+++ SUPPLIED INFORMATION
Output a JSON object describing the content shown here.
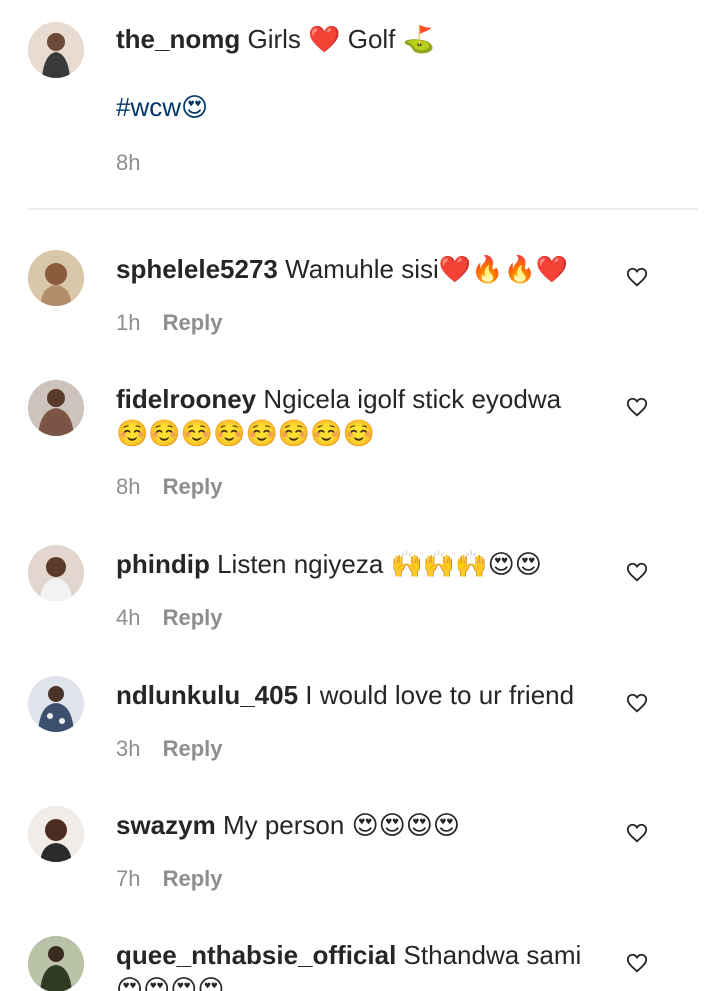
{
  "caption": {
    "username": "the_nomg",
    "text": "Girls ❤️ Golf ⛳",
    "hashtag": "#wcw😍",
    "time": "8h"
  },
  "comments": [
    {
      "username": "sphelele5273",
      "text": "Wamuhle sisi❤️🔥🔥❤️",
      "time": "1h",
      "reply": "Reply",
      "avatar_color": "#c9b59a"
    },
    {
      "username": "fidelrooney",
      "text": "Ngicela igolf stick eyodwa",
      "text2": "☺️☺️☺️☺️☺️☺️☺️☺️",
      "time": "8h",
      "reply": "Reply",
      "avatar_color": "#8a7a74"
    },
    {
      "username": "phindip",
      "text": "Listen ngiyeza 🙌🙌🙌😍😍",
      "time": "4h",
      "reply": "Reply",
      "avatar_color": "#c7a48f"
    },
    {
      "username": "ndlunkulu_405",
      "text": "I would love to ur friend",
      "time": "3h",
      "reply": "Reply",
      "avatar_color": "#9eaec2"
    },
    {
      "username": "swazym",
      "text": "My person 😍😍😍😍",
      "time": "7h",
      "reply": "Reply",
      "avatar_color": "#6b4b3b"
    },
    {
      "username": "quee_nthabsie_official",
      "text": "Sthandwa sami",
      "text2": "😍😍😍😍",
      "avatar_color": "#4a5a3a"
    }
  ],
  "icons": {
    "like": "heart-outline-icon"
  }
}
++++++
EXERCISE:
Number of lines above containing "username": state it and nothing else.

WRITTEN ANSWER:
7